GOAL OF THE EXERCISE => How many lines of these entries hold the string "Enter"? Reply with the number alone.

++++++++++++++++++++

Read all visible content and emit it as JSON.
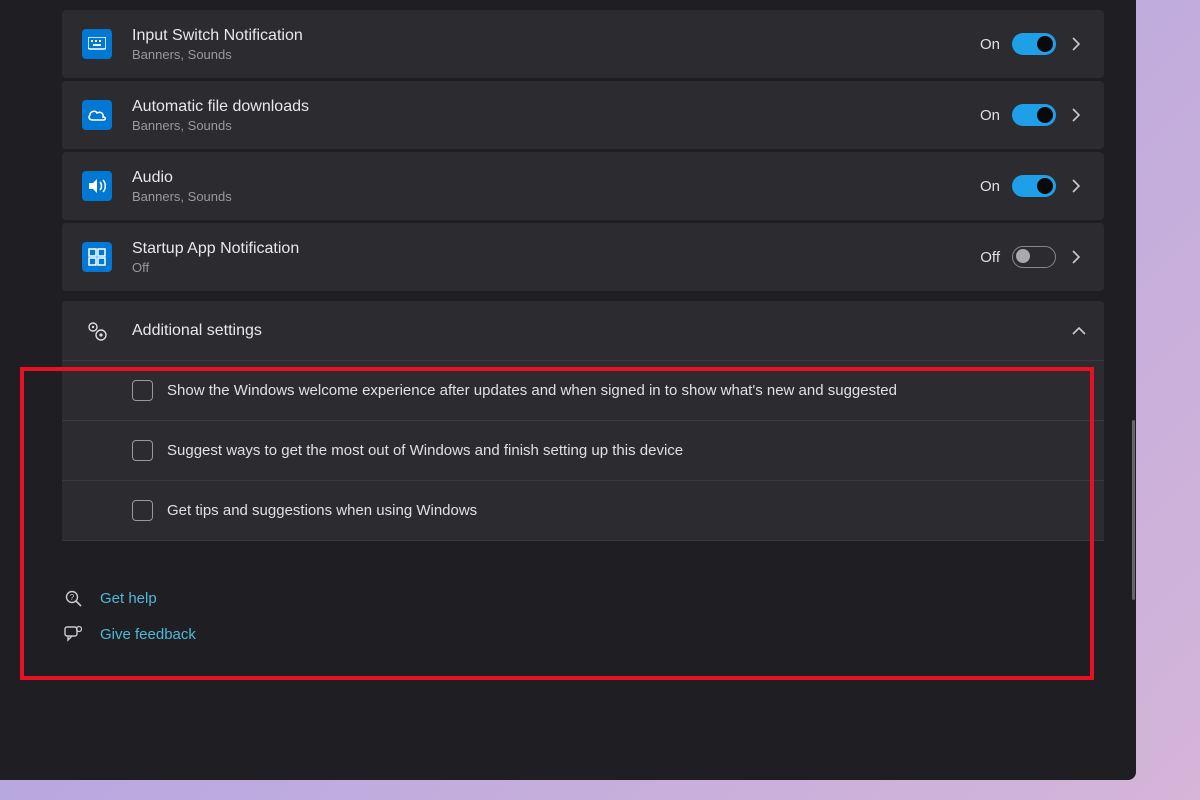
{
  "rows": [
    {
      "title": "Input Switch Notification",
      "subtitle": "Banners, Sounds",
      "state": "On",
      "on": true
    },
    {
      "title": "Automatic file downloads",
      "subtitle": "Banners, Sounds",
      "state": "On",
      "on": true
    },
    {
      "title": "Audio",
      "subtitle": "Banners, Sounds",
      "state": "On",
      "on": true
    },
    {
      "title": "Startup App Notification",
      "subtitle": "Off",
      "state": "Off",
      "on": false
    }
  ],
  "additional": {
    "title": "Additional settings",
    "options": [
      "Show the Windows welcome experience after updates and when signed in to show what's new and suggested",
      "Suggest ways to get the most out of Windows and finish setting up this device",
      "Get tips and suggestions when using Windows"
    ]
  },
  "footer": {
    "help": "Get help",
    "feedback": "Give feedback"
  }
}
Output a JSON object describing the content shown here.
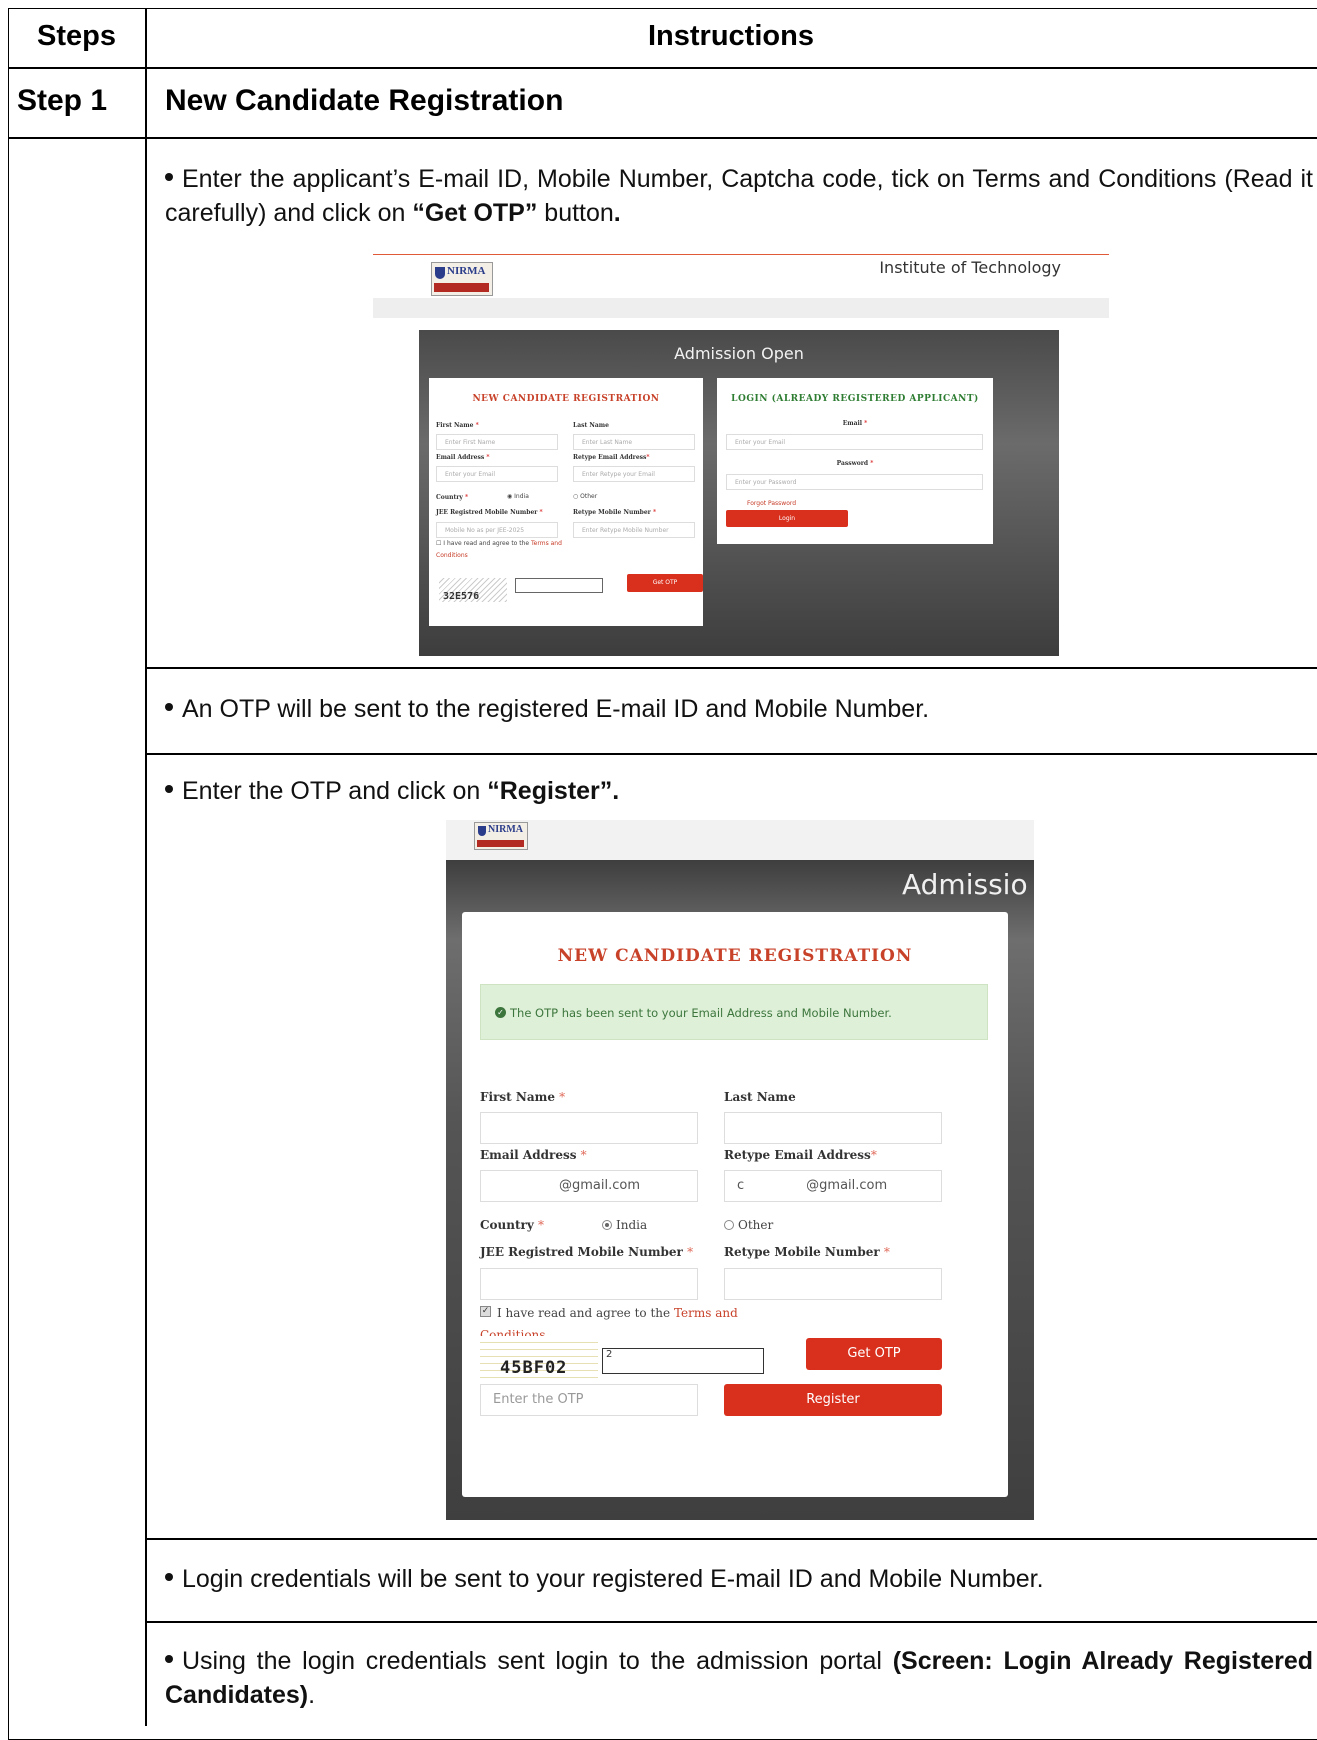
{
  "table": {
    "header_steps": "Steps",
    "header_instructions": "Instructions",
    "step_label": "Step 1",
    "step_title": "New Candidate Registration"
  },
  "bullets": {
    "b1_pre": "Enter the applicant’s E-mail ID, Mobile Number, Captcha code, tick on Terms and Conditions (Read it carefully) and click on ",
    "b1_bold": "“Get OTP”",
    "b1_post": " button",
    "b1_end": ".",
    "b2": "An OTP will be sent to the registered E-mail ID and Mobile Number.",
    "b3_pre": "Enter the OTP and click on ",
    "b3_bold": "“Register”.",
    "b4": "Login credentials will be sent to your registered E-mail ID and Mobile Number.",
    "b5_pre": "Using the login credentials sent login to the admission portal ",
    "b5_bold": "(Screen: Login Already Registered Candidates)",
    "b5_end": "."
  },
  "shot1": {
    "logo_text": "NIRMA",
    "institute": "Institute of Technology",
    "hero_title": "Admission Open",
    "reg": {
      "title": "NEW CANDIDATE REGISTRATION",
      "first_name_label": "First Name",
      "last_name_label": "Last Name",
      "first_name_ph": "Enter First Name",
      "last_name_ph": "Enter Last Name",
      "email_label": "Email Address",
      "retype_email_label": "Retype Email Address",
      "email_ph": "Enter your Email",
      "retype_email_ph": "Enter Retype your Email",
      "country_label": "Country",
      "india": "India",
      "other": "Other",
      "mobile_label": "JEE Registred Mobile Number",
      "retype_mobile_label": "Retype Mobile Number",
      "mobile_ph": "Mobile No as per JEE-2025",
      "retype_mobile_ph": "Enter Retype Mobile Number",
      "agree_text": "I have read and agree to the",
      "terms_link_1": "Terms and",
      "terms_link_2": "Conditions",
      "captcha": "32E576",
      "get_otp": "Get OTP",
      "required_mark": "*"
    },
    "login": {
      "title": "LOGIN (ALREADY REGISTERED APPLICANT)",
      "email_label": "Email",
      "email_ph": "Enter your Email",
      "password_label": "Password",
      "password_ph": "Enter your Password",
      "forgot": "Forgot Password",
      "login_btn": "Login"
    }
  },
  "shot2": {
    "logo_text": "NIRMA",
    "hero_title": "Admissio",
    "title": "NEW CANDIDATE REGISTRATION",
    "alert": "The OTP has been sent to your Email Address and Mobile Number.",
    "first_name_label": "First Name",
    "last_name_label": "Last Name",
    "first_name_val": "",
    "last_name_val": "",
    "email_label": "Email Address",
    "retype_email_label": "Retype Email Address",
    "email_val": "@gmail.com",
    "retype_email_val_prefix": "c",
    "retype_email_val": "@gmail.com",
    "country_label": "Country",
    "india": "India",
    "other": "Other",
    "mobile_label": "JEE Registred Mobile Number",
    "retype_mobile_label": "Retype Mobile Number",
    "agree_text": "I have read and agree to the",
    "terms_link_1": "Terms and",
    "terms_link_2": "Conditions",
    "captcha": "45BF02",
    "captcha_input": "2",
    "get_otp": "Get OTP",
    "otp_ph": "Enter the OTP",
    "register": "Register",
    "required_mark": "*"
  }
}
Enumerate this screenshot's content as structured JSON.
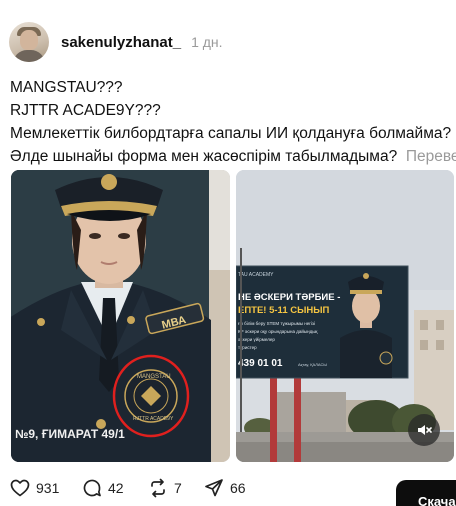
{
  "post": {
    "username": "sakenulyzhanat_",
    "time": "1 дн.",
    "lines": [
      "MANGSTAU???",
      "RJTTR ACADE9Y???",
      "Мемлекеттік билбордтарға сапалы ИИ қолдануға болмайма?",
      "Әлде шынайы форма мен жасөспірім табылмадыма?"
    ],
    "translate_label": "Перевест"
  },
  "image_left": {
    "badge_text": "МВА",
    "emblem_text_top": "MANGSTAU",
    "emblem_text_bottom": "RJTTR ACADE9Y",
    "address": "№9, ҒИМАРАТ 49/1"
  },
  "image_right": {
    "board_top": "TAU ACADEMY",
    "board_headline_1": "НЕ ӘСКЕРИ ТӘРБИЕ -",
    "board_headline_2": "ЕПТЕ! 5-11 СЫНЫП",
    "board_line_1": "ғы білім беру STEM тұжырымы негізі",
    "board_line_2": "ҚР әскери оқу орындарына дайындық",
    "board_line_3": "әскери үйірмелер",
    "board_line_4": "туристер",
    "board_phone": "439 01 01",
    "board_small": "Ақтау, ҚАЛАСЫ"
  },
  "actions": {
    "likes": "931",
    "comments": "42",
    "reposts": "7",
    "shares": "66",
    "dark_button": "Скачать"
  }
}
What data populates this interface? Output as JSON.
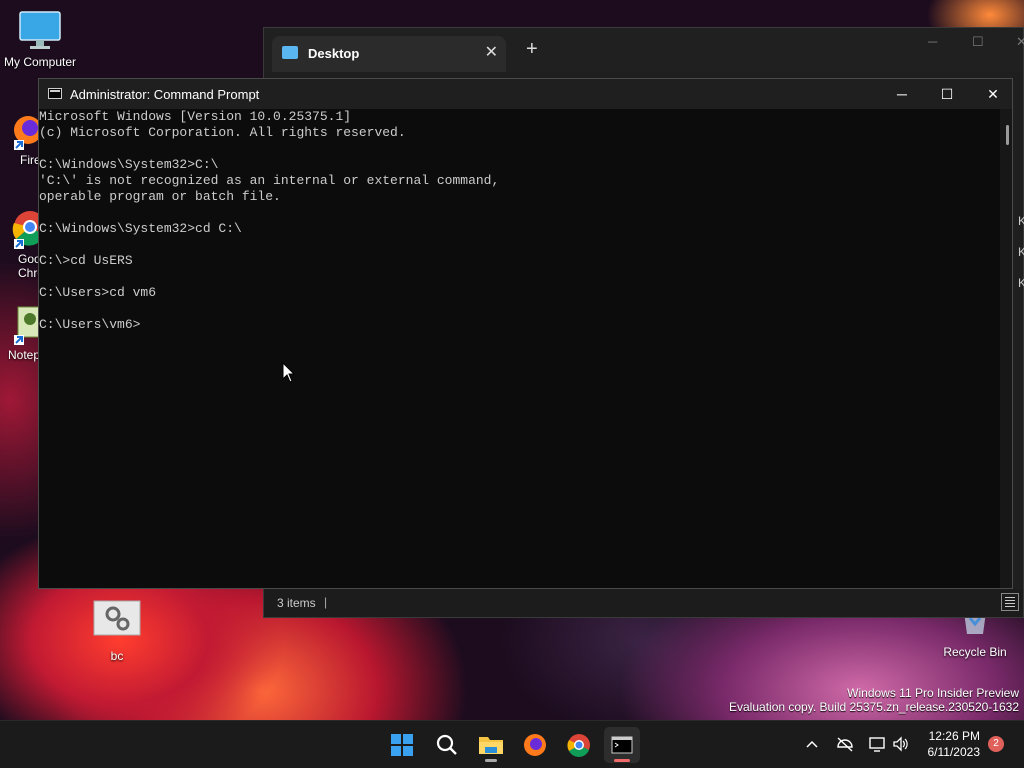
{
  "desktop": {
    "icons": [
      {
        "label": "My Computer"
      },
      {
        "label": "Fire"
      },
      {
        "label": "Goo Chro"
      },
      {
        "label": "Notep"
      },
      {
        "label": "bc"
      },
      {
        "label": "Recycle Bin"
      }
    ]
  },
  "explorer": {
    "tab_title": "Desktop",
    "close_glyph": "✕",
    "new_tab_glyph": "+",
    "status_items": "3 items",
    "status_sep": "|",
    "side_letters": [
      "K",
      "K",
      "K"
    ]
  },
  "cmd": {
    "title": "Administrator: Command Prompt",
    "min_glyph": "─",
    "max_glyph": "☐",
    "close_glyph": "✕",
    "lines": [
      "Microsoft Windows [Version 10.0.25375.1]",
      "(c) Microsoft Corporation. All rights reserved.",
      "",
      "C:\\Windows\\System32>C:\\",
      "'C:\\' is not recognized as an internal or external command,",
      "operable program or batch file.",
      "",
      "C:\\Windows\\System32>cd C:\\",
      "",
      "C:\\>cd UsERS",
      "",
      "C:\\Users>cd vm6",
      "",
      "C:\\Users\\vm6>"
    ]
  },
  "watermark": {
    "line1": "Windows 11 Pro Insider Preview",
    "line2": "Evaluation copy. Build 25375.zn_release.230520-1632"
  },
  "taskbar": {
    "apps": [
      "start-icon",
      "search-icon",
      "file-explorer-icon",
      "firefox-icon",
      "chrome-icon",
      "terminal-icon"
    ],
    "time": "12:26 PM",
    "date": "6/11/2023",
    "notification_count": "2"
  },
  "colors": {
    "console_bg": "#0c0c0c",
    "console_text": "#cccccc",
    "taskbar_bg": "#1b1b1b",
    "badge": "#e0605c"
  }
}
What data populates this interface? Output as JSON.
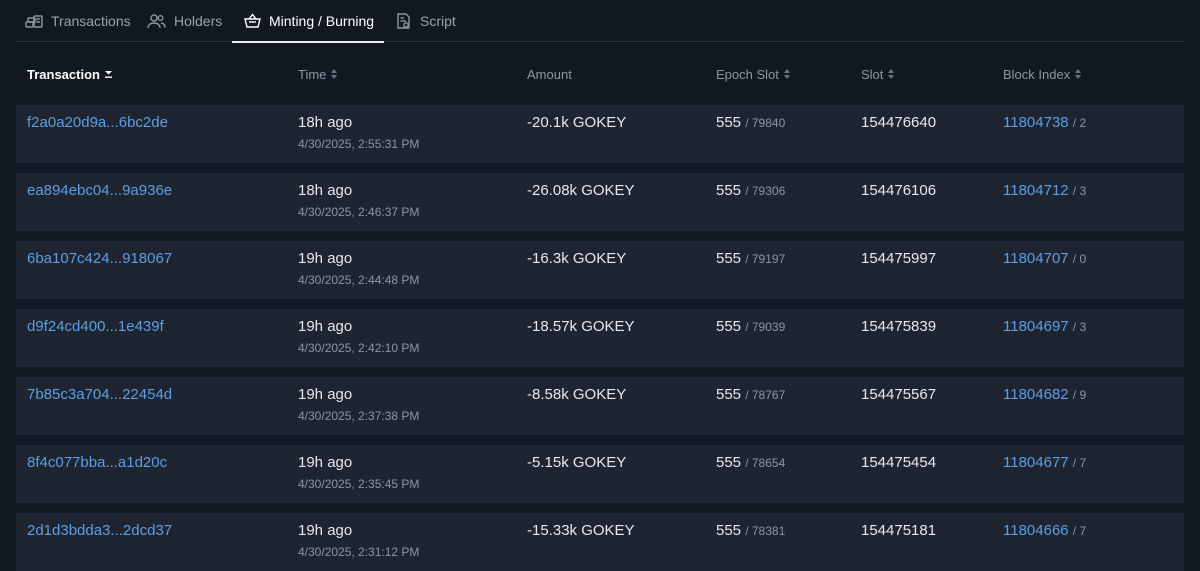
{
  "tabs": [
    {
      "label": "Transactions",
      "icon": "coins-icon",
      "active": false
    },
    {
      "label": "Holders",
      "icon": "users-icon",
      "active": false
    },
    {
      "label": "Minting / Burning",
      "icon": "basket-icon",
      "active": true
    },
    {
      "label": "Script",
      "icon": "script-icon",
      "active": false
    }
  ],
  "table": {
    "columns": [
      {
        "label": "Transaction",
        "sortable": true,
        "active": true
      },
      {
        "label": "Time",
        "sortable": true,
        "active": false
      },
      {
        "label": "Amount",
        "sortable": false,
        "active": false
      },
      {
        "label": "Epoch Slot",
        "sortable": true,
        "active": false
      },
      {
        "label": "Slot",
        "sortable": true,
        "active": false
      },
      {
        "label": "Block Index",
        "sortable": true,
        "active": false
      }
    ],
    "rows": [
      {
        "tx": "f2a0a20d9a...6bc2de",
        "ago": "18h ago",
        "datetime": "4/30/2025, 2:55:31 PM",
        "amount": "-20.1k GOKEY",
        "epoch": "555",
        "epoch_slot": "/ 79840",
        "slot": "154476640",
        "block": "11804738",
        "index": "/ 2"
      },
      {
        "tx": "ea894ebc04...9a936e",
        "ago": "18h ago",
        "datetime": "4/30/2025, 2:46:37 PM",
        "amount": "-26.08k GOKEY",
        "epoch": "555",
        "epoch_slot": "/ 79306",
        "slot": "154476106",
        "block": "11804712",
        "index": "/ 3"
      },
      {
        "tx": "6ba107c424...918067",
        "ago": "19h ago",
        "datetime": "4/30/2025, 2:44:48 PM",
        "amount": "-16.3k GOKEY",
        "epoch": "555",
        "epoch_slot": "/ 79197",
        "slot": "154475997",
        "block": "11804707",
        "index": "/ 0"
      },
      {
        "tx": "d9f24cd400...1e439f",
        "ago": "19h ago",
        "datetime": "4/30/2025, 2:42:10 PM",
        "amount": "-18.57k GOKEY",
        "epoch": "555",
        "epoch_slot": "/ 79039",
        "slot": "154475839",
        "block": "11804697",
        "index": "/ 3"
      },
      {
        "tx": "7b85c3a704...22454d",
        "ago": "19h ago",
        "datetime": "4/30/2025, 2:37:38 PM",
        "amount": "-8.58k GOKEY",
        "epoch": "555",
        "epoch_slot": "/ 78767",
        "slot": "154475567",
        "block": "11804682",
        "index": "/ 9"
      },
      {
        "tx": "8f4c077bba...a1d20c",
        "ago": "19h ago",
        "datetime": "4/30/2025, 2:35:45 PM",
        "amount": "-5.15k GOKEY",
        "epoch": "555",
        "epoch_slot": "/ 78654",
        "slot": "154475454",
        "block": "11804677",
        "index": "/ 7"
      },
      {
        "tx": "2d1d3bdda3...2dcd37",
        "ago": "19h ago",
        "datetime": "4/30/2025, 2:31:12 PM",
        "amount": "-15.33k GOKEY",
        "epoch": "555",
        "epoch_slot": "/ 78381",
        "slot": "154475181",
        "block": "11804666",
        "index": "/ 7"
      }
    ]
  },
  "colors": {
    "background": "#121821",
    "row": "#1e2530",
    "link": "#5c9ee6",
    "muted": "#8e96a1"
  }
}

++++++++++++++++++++

RESULT OF THIS EXERCISE => 10